╭─ INFORMATION SUPPLIED

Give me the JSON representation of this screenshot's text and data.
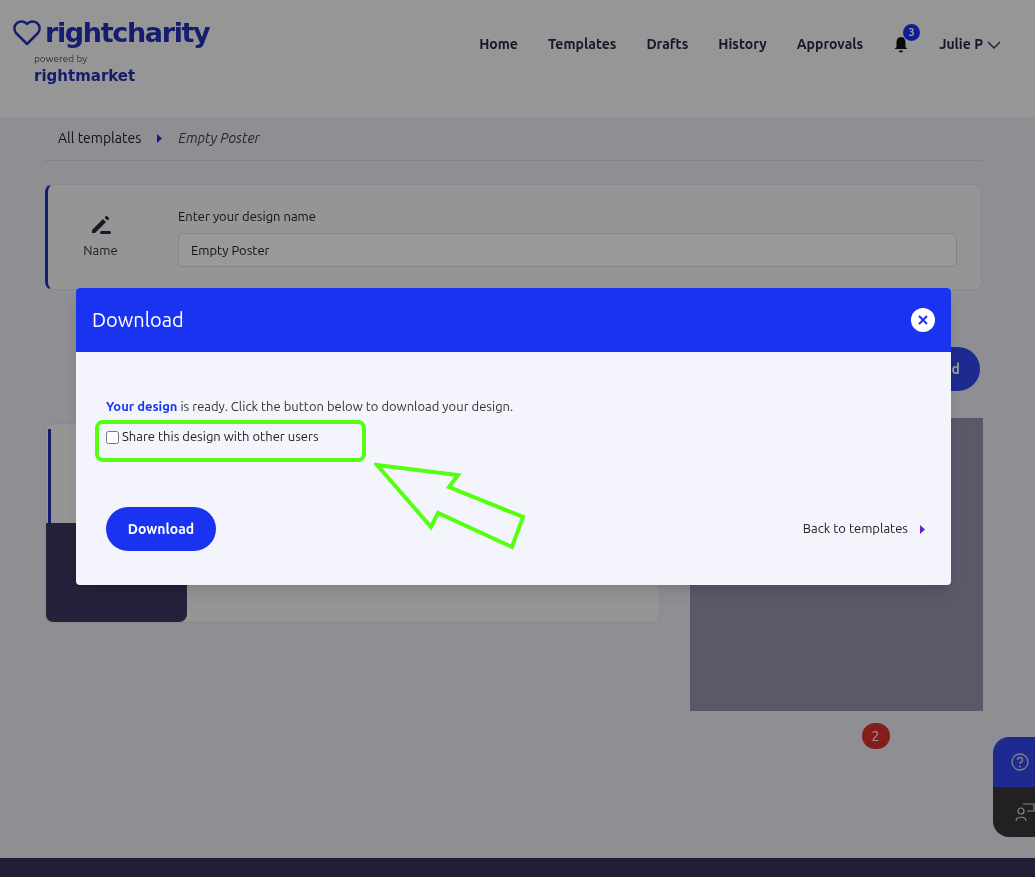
{
  "header": {
    "logo": "rightcharity",
    "powered_by": "powered by",
    "sub_logo": "rightmarket",
    "nav": [
      {
        "label": "Home"
      },
      {
        "label": "Templates"
      },
      {
        "label": "Drafts"
      },
      {
        "label": "History"
      },
      {
        "label": "Approvals"
      }
    ],
    "notifications": "3",
    "user": "Julie P"
  },
  "breadcrumb": [
    {
      "label": "All templates",
      "italic": false
    },
    {
      "label": "Empty Poster",
      "italic": true
    }
  ],
  "name_card": {
    "label": "Name",
    "field_label": "Enter your design name",
    "value": "Empty Poster"
  },
  "background_button": {
    "label": "d"
  },
  "page_badge": "2",
  "modal": {
    "title": "Download",
    "message": "**Your design** is ready. Click the button below to download your design.",
    "share": {
      "label": "Share this design with other users",
      "checked": false
    },
    "download_button": "Download",
    "back_link": "Back to templates"
  }
}
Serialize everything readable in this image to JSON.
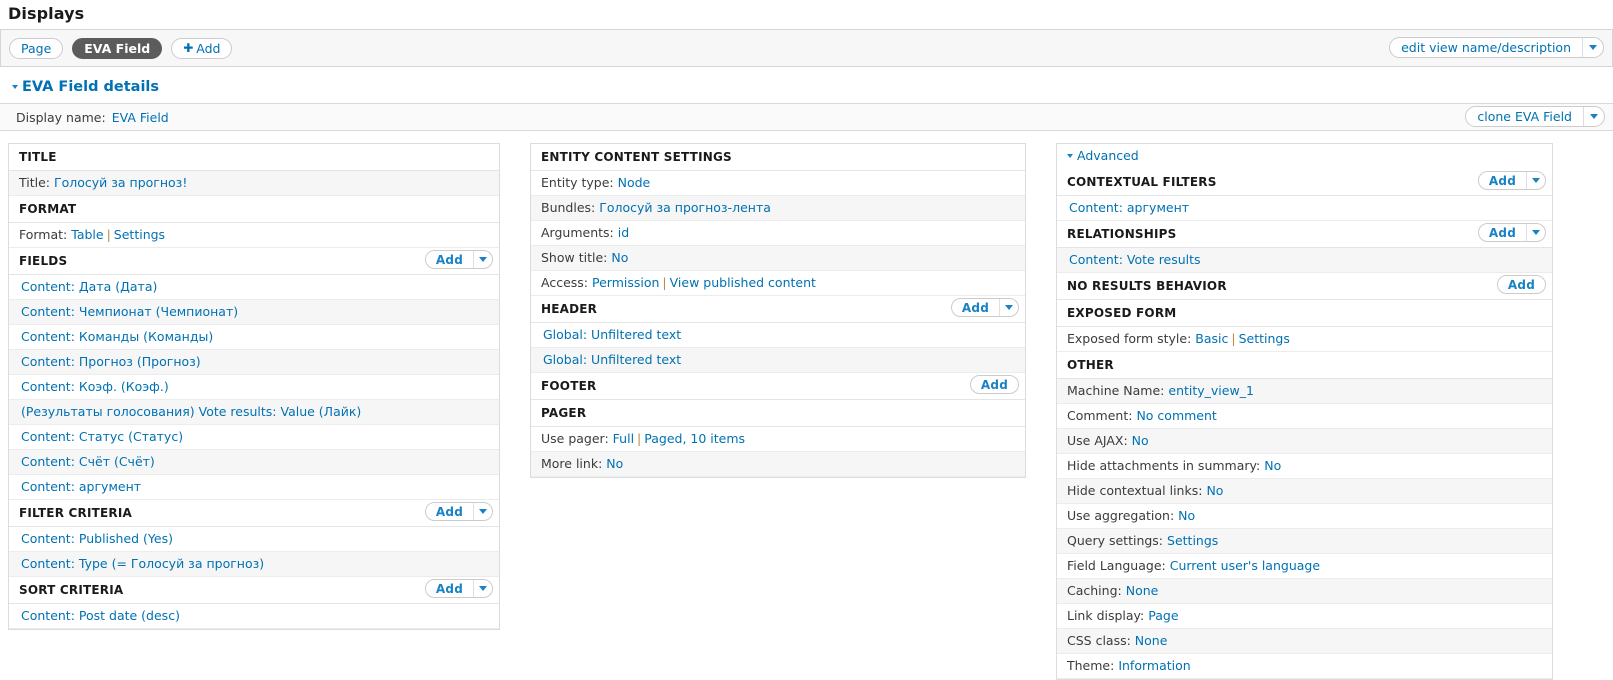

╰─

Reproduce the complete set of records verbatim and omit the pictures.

- _EXERCISE RESULT_:
Give me the JSON representation of this screenshot's text and data.
{
  "header": {
    "logo": "rightcharity",
    "powered_by": "powered by",
    "sub_logo": "rightmarket",
    "nav": [
      {
        "label": "Home"
      },
      {
        "label": "Templates"
      },
      {
        "label": "Drafts"
      },
      {
        "label": "History"
      },
      {
        "label": "Approvals"
      }
    ],
    "notifications": "3",
    "user": "Julie P"
  },
  "breadcrumb": [
    {
      "label": "All templates",
      "italic": false
    },
    {
      "label": "Empty Poster",
      "italic": true
    }
  ],
  "name_card": {
    "label": "Name",
    "field_label": "Enter your design name",
    "value": "Empty Poster"
  },
  "background_button": {
    "label": "d"
  },
  "page_badge": "2",
  "modal": {
    "title": "Download",
    "message": "**Your design** is ready. Click the button below to download your design.",
    "share": {
      "label": "Share this design with other users",
      "checked": false
    },
    "download_button": "Download",
    "back_link": "Back to templates"
  }
}
Serialize everything readable in this image to JSON.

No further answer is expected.